However, remember that you should do your research on the market and customer behavior. You should not depend solely on what your competitors are doing, since what works for them may not work for you in the same way.
Read More: How to do Competitive Analysis in SaaS?
4. Improving existing features
While perfection is impossible, you can still improve what you have already put out on the market. It can include eliminating glitches and bugs, improving performance and accuracy, or streamlining the process. You make improvements to boost frequency or adoption rates. Improving frequency refers to the enhancement of a feature that has potential but is undervalued by its users. We made adoption improvements to features that have a low customer attraction rate.
While imposing existing features, you must keep in mind that customers may not like certain changes. Either because they got used to the previous version, or they find it hard to navigate. In most cases, customers get over the initial reluctance and get used to the new version. However, that may not be the case for all improvements.
Factors that you should account for when weighing new features:
It is the highest-ranking factor when it comes to adding new features. You should always consider what the market and costumes want. It is your customers who ultimately determine if your products succeed in the market. By adding superficial features, you are diluting your product’s perceived value. You should always develop features that contribute to the solution your product is solving. If your features are there to look good, users will know. Moreover, you will know what your customers want when you interact with them. Companies that include consumers in their development process often see the best results. By analyzing consumer feedback, you can identify areas you are lacking in and what elements are working well.
Software products get feedback in the thousands, with each user requesting specific features or improvements in certain parts. While all feedback is good feedback, you can not develop all the features your users ask of you. It is impossible to do so, plus not all features are viable. When you are looking for new parures to add, you need to predict two things. One, how many people will use it? Two, how often will these people use it? You should spend resources on features that are used by most of your target demographic most of the time. By ensuring high-frequency usage of the feature, you are justifying the time and resources that you have invested in the feature’s development.
3. Complexity and explainable
Most software products are complex since we create them for niche industries or sectors. Or consumers may find it hard to use the product for the first time. Think of it like this: you use new social media for the first time. There will be a bit of confusion and a learning curve. Plus, every time developers add new features, you need to understand them before you can use them. In the case of software products, you should be able to explain the feature, its uses, and processes to your audience. How would you do it? Through a blog, a video tutorial, or a tweet. Different features will have different levels of complexity that you need to educate your audiences about. Because if they do not understand, they will not use it.
4. Positioning and value
Here, positioning refers to the strength of your product in the market.

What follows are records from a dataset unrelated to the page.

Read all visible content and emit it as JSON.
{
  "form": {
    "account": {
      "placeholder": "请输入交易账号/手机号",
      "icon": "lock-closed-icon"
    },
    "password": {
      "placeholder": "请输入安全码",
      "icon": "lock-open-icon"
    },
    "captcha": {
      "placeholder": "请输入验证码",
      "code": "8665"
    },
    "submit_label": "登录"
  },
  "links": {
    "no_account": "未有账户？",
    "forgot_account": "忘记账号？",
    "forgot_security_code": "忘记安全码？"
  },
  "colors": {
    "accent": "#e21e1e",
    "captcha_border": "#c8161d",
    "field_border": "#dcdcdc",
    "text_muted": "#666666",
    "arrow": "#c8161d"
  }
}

Every business has a spot in the industry. The features you add to your product affect the company’s position, hence, add features that either solidify your position or boost it. If your features do not support your values, customers will not use them since it diminishes your stand. You do not want to contradict your company values or cloud your market communication.
Moreover, your new features should have a positive impact on your customers. The higher the impact, the better your product will perform. The best features make it hard for customers to remember what life was like before the feature. Because if you do not adapt to your consumers, they will replace you.